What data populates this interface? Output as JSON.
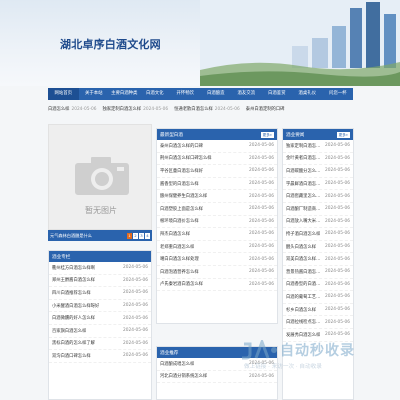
{
  "site": {
    "title": "湖北卓序白酒文化网"
  },
  "nav": [
    "网站首页",
    "关于本站",
    "主要白酒种类",
    "白酒文化",
    "开怀畅饮",
    "白酒酿造",
    "酒友交流",
    "白酒鉴赏",
    "酒桌礼仪",
    "问您一杯"
  ],
  "ticker": [
    {
      "title": "白酒怎么样",
      "date": "2024-05-06"
    },
    {
      "title": "独家定制白酒怎么样",
      "date": "2024-05-06"
    },
    {
      "title": "恒通老散白酒怎么样",
      "date": "2024-05-06"
    },
    {
      "title": "泰州白酒定制的口碑",
      "date": ""
    }
  ],
  "photo": {
    "no_image_text": "暂无图片",
    "caption": "元气森林白酒醋是什么",
    "pages": [
      "1",
      "2",
      "3",
      "4"
    ]
  },
  "left_box": {
    "title": "酒业专栏",
    "items": [
      {
        "t": "衢州桂方白酒怎么样啊",
        "d": "2024-05-06"
      },
      {
        "t": "郑州王爵酱白酒怎么样",
        "d": "2024-05-06"
      },
      {
        "t": "四川白酒推荐怎么样",
        "d": "2024-05-06"
      },
      {
        "t": "小米醒酒白酒怎么样呀好",
        "d": "2024-05-06"
      },
      {
        "t": "白酒微醺的好人怎么样",
        "d": "2024-05-06"
      },
      {
        "t": "百家旗白酒怎么样",
        "d": "2024-05-06"
      },
      {
        "t": "黑标白酒的怎么样了解",
        "d": "2024-05-06"
      },
      {
        "t": "双沟白酒口碑怎么样",
        "d": "2024-05-06"
      }
    ]
  },
  "mid_box": {
    "title": "最新型白酒",
    "more": "更多»",
    "items": [
      {
        "t": "泰州白酒怎么样的口碑",
        "d": "2024-05-06"
      },
      {
        "t": "荆州白酒怎么样口碑怎么样",
        "d": "2024-05-06"
      },
      {
        "t": "平谷区童白酒怎么样好",
        "d": "2024-05-06"
      },
      {
        "t": "酱香型的白酒怎么样",
        "d": "2024-05-06"
      },
      {
        "t": "酿州保健养生白酒怎么样",
        "d": "2024-05-06"
      },
      {
        "t": "白酒塑胶上面是怎么样",
        "d": "2024-05-06"
      },
      {
        "t": "根环境白酒价怎么样",
        "d": "2024-05-06"
      },
      {
        "t": "拜杰白酒怎么样",
        "d": "2024-05-06"
      },
      {
        "t": "老郑重白酒怎么样",
        "d": "2024-05-06"
      },
      {
        "t": "噶白白酒怎么样处理",
        "d": "2024-05-06"
      },
      {
        "t": "白酒泡酒营养怎么样",
        "d": "2024-05-06"
      },
      {
        "t": "卢氏秦岩酒白酒怎么样",
        "d": "2024-05-06"
      }
    ]
  },
  "mid_box2": {
    "title": "酒业推荐",
    "items": [
      {
        "t": "白酒酿成唱怎么样",
        "d": "2024-05-06"
      },
      {
        "t": "河北白酒分销系统怎么样",
        "d": "2024-05-06"
      }
    ]
  },
  "right_box": {
    "title": "酒业要闻",
    "more": "更多»",
    "items": [
      {
        "t": "独家定制白酒怎么样",
        "d": "2024-05-06"
      },
      {
        "t": "金叶黄者白酒怎么样",
        "d": "2024-05-06"
      },
      {
        "t": "白酒碳酸分怎么样不能喝",
        "d": "2024-05-06"
      },
      {
        "t": "宇晨鲜酒白酒怎么样",
        "d": "2024-05-06"
      },
      {
        "t": "白酒窖藏里怎么样的好喝",
        "d": "2024-05-06"
      },
      {
        "t": "白酒酿厂制造商条件怎么样",
        "d": "2024-05-06"
      },
      {
        "t": "白酒放入嘴大米怎么样",
        "d": "2024-05-06"
      },
      {
        "t": "挎子酒白酒怎么样",
        "d": "2024-05-06"
      },
      {
        "t": "醒头白酒怎么样",
        "d": "2024-05-06"
      },
      {
        "t": "双美白酒怎么样好喝",
        "d": "2024-05-06"
      },
      {
        "t": "营景热酱白酒怎么样",
        "d": "2024-05-06"
      },
      {
        "t": "白酒香型的白酒怎么样",
        "d": "2024-05-06"
      },
      {
        "t": "白酒的葡萄工艺怎么样",
        "d": "2024-05-06"
      },
      {
        "t": "杉乡白酒怎么样",
        "d": "2024-05-06"
      },
      {
        "t": "白酒拉线检点怎么样",
        "d": "2024-05-06"
      },
      {
        "t": "发展秀白酒怎么样",
        "d": "2024-05-06"
      }
    ]
  },
  "watermark": {
    "text": "自动秒收录",
    "sub": "做上链接 · 来访一次 · 自动收录"
  }
}
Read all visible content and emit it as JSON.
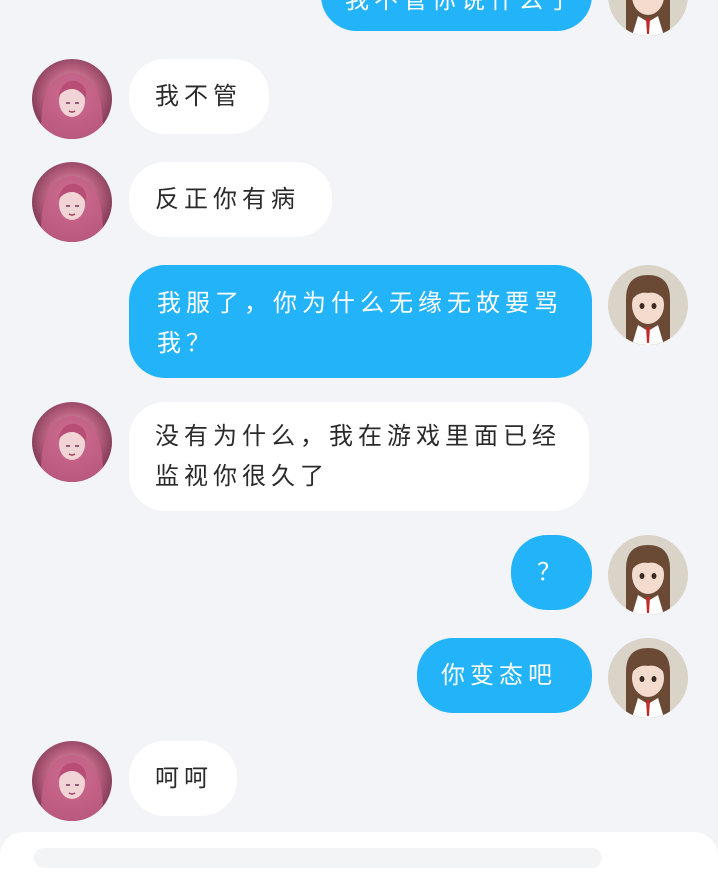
{
  "messages": [
    {
      "sender": "self",
      "text": "我不管你说什么了"
    },
    {
      "sender": "other",
      "text": "我不管"
    },
    {
      "sender": "other",
      "text": "反正你有病"
    },
    {
      "sender": "self",
      "text": "我服了，你为什么无缘无故要骂我？"
    },
    {
      "sender": "other",
      "text": "没有为什么，我在游戏里面已经监视你很久了"
    },
    {
      "sender": "self",
      "text": "？"
    },
    {
      "sender": "self",
      "text": "你变态吧"
    },
    {
      "sender": "other",
      "text": "呵呵"
    }
  ],
  "input": {
    "placeholder": ""
  },
  "colors": {
    "background": "#f2f4f7",
    "incoming_bubble": "#ffffff",
    "outgoing_bubble": "#22b3f8"
  }
}
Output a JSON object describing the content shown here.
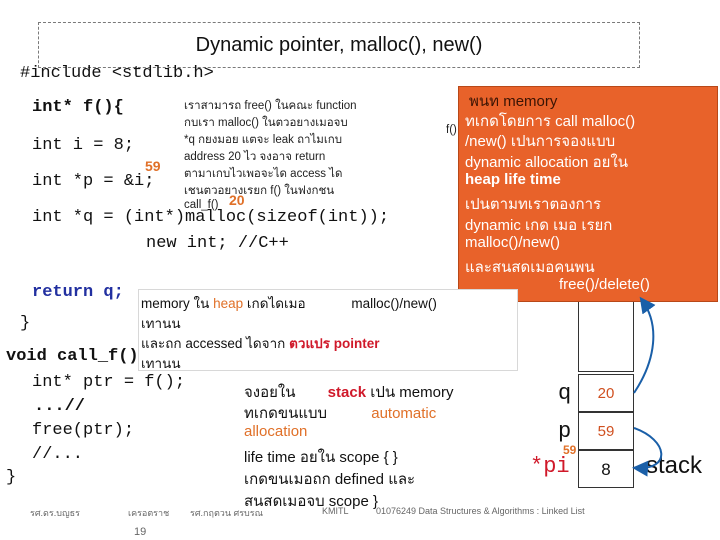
{
  "slide": {
    "title": "Dynamic pointer,   malloc(), new()",
    "page_number": "19"
  },
  "code": {
    "include": "#include <stdlib.h>",
    "fdecl": "int* f(){",
    "int_i": "int i = 8;",
    "int_p": "int *p = &i;",
    "int_q": "int *q = (int*)malloc(sizeof(int));",
    "new_int": "new int; //C++",
    "return_q": "return q;",
    "close_brace_1": "}",
    "call_f": "void call_f(){",
    "ptr_line": "int* ptr = f();",
    "dots": "...//",
    "free_line": "free(ptr);",
    "comment_line": "//...",
    "close_brace_2": "}"
  },
  "annotations": {
    "num_59_a": "59",
    "num_20": "20",
    "small_note": [
      "เราสามารถ free() ในคณะ function",
      "กบเรา      malloc() ในตวอยางเมอจบ",
      "*q กยงมอย        แตจะ  leak ถาไมเกบ",
      "address 20 ไว    จงอาจ    return",
      "ตามาเกบไวเพอจะได            access ได",
      "เชนตวอยางเรยก              f() ในฟงกชน",
      "call_f()"
    ],
    "small_note_f": "f()"
  },
  "red_box": {
    "lines": [
      "พนท                 memory",
      "ทเกดโดยการ            call malloc()",
      "/new() เปนการจองแบบ",
      "dynamic allocation อยใน",
      "heap life time",
      "เปนตามทเราตองการ",
      "dynamic เกด  เมอ       เรยก",
      "malloc()/new()",
      "และสนสดเมอคนพน",
      "free()/delete()"
    ]
  },
  "heap_note": {
    "l1_a": "memory ใน",
    "l1_b": "heap",
    "l1_c": "เกดไดเมอ",
    "l1_d": "malloc()/new()",
    "l2": "เทานน",
    "l3_a": "และถก  accessed ไดจาก",
    "l3_b": "ตวแปร  pointer",
    "l4": "เทานน"
  },
  "stack_note": {
    "l1_a": "จงอยใน",
    "l1_b": "stack",
    "l1_c": "เปน  memory",
    "l2_a": "ทเกดขนแบบ",
    "l2_b": "automatic",
    "l3": "allocation",
    "l4": "life time อยใน         scope { }",
    "l5": "เกดขนเมอถก               defined และ",
    "l6": "สนสดเมอจบ                  scope }"
  },
  "memory": {
    "q_label": "q",
    "q_value": "20",
    "p_label": "p",
    "p_value": "59",
    "i_label": "*pi",
    "i_addr": "59",
    "i_value": "8",
    "stack_label": "stack"
  },
  "footer": {
    "author1": "รศ.ดร.บญธร",
    "author2": "เครอตราช",
    "author3": "รศ.กฤตวน   ศรบรณ",
    "org": "KMITL",
    "course": "01076249 Data Structures & Algorithms : Linked List"
  },
  "colors": {
    "accent_orange": "#e8622a",
    "highlight_red": "#d0192a",
    "code_blue": "#2230a0"
  }
}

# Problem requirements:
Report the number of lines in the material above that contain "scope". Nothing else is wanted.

# Solution to this exercise:
2